Israel began to run low on munitions. They asked the US for help and, surprisingly, Nixon delayed — Perhaps as tacit approval of Sadat’s overtures for peace and for his stand against the USSR. However, when Russia began to resupply Egypt, Nixon began US air transport efforts to bring in munitions and supplies for Israel.
The tide began to turn when the Israelis knocked out large portions of Egyptian air defenses. General Ariel Sharon led the Israelis across the Suez Canal and soon had the Egyptian Third Army totally surrounded. I heard CBS Evening News host Walter Cronkite say, “The Israelis now have the upper hand”. The Israelis could have completely annihilated the Egyptian Army but chose to show mercy.
The Role of Airpower
Airlift by the United States was primarily provided through the C-141 Starlifter and the C-5 Galaxy. Over 8,000 tons of supplies arrived before the end of the war. During and immediately after the war the United States flew over 500 missions of airlift.
A mysterious aircraft seems to have played a key role as well. Egyptian air defense radar picked up an aircraft flying in excess of Mach 3 over key battlefields. Only one plane is known to fly that fast…the SR-71 Blackbird, America’s top secret reconnaissance plane. The Egyptians credit these reconnaissance flights to being key to the Israeli counterattack.
The IAF (Israeli Air Force) used CH-53 helicopters to retake the Golan Heights. The McDonnell Douglas F-4 Phantom II was used in air to air as well as ground support. The Douglas A-4 Skyhawk was the IAF’s main ground attack aircraft. The IAF flew the French made Dassault Mirage III and the Mirage V in key air to air combat maneuvers. The Mirage V was actually an IAI Nesher, an Israeli built version of the Mirage V.
Meanwhile the Egyptians countered with Soviet equipment such as the MiG-17 , MiG-21, Sukhoi Su-7, and the Tupolev Tu-16. At the end of the day, the IAF enjoyed an air combat record even better than its Six Day War effort. However, it was not without a cost. Altogether the Israeli Air Force lost approximately 100 airplanes and 60 airmen in the war.
Many credit the Yom Kippur War for shaking the Israeli confidence that they could win any war with its Arab neighbors with ease. It also gave Anwar Sadat increased prestige from his own people and his Arab neighbors. This gave him the latitude to negotiate the Camp David Treaty five years after the Yom Kippur War. That treaty and its implications for airpower will be the topic for another blog.

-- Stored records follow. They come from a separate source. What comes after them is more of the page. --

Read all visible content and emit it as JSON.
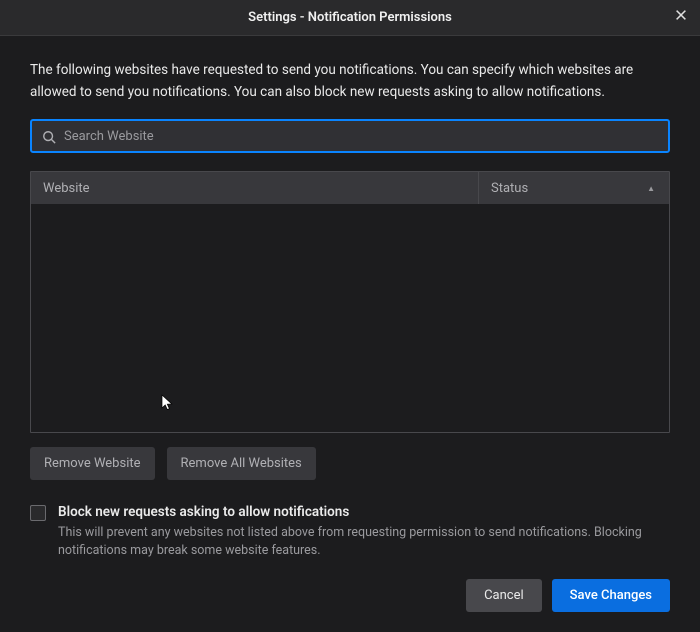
{
  "titlebar": {
    "title": "Settings - Notification Permissions"
  },
  "description": "The following websites have requested to send you notifications. You can specify which websites are allowed to send you notifications. You can also block new requests asking to allow notifications.",
  "search": {
    "placeholder": "Search Website",
    "value": ""
  },
  "table": {
    "columns": {
      "website": "Website",
      "status": "Status"
    },
    "rows": []
  },
  "buttons": {
    "remove_website": "Remove Website",
    "remove_all": "Remove All Websites",
    "cancel": "Cancel",
    "save": "Save Changes"
  },
  "block_checkbox": {
    "checked": false,
    "label": "Block new requests asking to allow notifications",
    "description": "This will prevent any websites not listed above from requesting permission to send notifications. Blocking notifications may break some website features."
  }
}
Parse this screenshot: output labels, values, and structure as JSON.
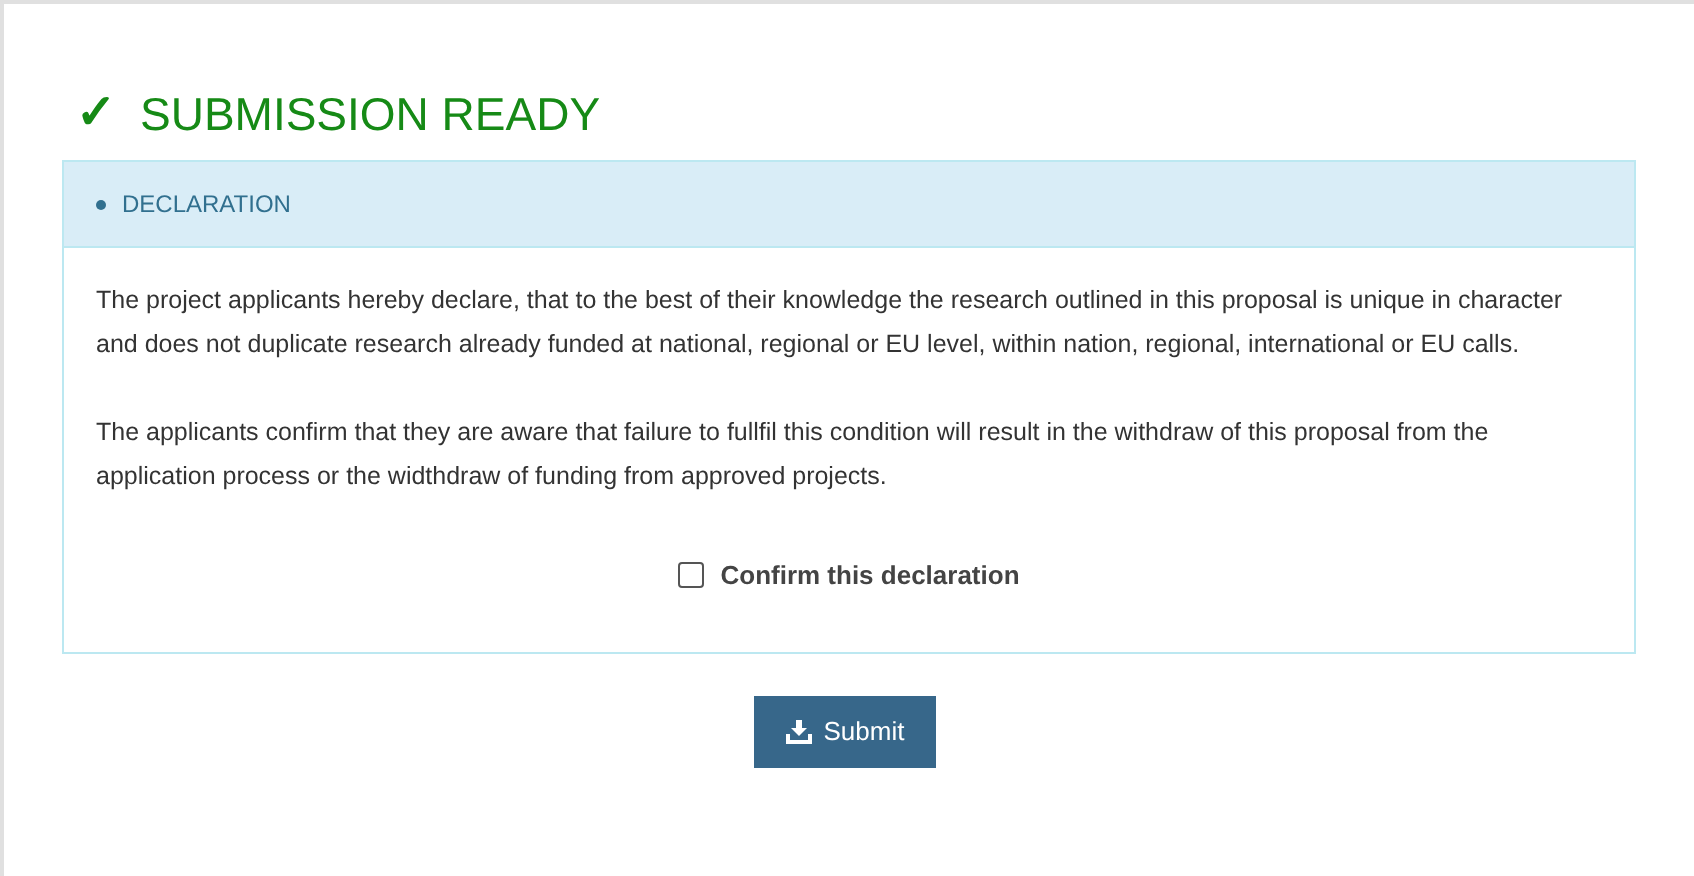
{
  "heading": {
    "icon": "✓",
    "title": "SUBMISSION READY"
  },
  "panel": {
    "title": "DECLARATION",
    "paragraphs": [
      "The project applicants hereby declare, that to the best of their knowledge the research outlined in this proposal is unique in character and does not duplicate research already funded at national, regional or EU level, within nation, regional, international or EU calls.",
      "The applicants confirm that they are aware that failure to fullfil this condition will result in the withdraw of this proposal from the application process or the widthdraw of funding from approved projects."
    ],
    "confirm": {
      "label": "Confirm this declaration",
      "checked": false
    }
  },
  "submit_button": {
    "label": "Submit"
  }
}
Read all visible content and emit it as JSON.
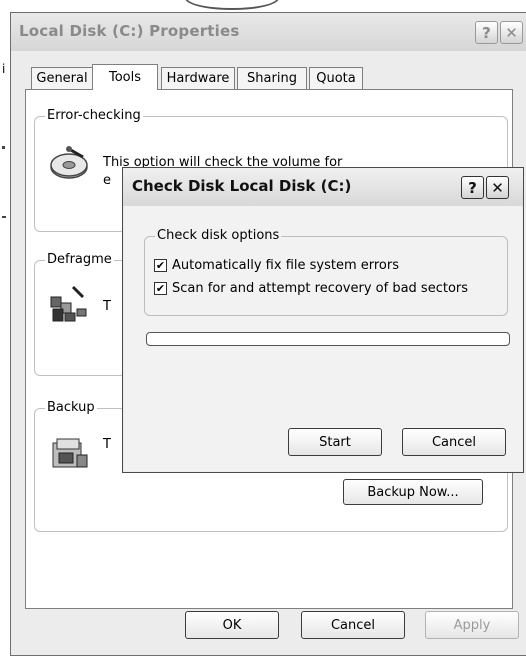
{
  "window": {
    "title": "Local Disk (C:) Properties",
    "help_btn": "?",
    "close_btn": "✕"
  },
  "tabs": [
    {
      "label": "General"
    },
    {
      "label": "Tools"
    },
    {
      "label": "Hardware"
    },
    {
      "label": "Sharing"
    },
    {
      "label": "Quota"
    }
  ],
  "active_tab": "Tools",
  "error_checking": {
    "title": "Error-checking",
    "text": "This option will check the volume for",
    "text_fragment": "e"
  },
  "defrag": {
    "title": "Defragme",
    "text_fragment": "T"
  },
  "backup": {
    "title": "Backup",
    "text_fragment": "T",
    "button": "Backup Now..."
  },
  "footer": {
    "ok": "OK",
    "cancel": "Cancel",
    "apply": "Apply"
  },
  "dialog": {
    "title": "Check Disk Local Disk (C:)",
    "help_btn": "?",
    "close_btn": "✕",
    "group_title": "Check disk options",
    "options": [
      {
        "label": "Automatically fix file system errors",
        "checked": true
      },
      {
        "label": "Scan for and attempt recovery of bad sectors",
        "checked": true
      }
    ],
    "progress": 0,
    "start": "Start",
    "cancel": "Cancel"
  },
  "stray_letters": [
    "i",
    "i"
  ]
}
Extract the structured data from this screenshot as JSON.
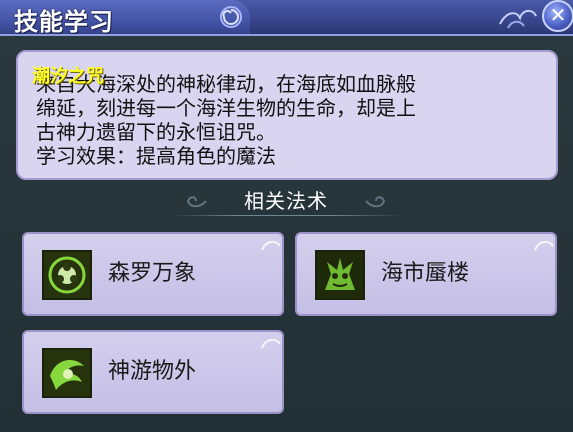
{
  "window": {
    "title": "技能学习",
    "close_icon": "close-icon"
  },
  "skill": {
    "name": "潮汐之咒",
    "description_lines": [
      "来自大海深处的神秘律动，在海底如血脉般",
      "绵延，刻进每一个海洋生物的生命，却是上",
      "古神力遗留下的永恒诅咒。",
      "学习效果：提高角色的魔法"
    ]
  },
  "related": {
    "title": "相关法术",
    "spells": [
      {
        "label": "森罗万象",
        "icon": "swirl-orb-icon"
      },
      {
        "label": "海市蜃楼",
        "icon": "mirage-creature-icon"
      },
      {
        "label": "神游物外",
        "icon": "spirit-wind-icon"
      }
    ]
  },
  "colors": {
    "title_bar": "#4555a8",
    "panel_bg": "#243237",
    "card_bg": "#d4cfed",
    "skill_name": "#ffff2a",
    "icon_green": "#7fd33a"
  }
}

Immediately following the war, OPEC declared an oil embargo on the United States for its assistance to Israel after they were attacked. This kicked off what became known as the “Energy Crisis” (then, as now, the United States is heavily dependent on oil from the Middle East). This resulted in long lines at the gas pumps as some stations had no gas. The price of gas skyrocketed from 25 cents a gallon to around 75 cents a gallon. As a footnote, during the war many European countries refused to let the US airlift planes use European bases for fear of an oil embargo.
As a cadet at the US Air Force Academy, I served under three Superintendents. One was named Robert Kelley. He was not particularly liked or respected by the Cadet Wing. However, General Kelley had a tremendous respect for the IAF. Often using them as a benchmark to measure the ability of our US Air Forces. Given the IAF’s track record in both the Six Day War and the Yom Kippur War, he had reason for his admiration.
Although the IAF has not been combat tested in years, they still have a stunning reputation. To learn how airpower began, be sure to listen to and watch Doctor Aviation’s segment on the Wright Brothers.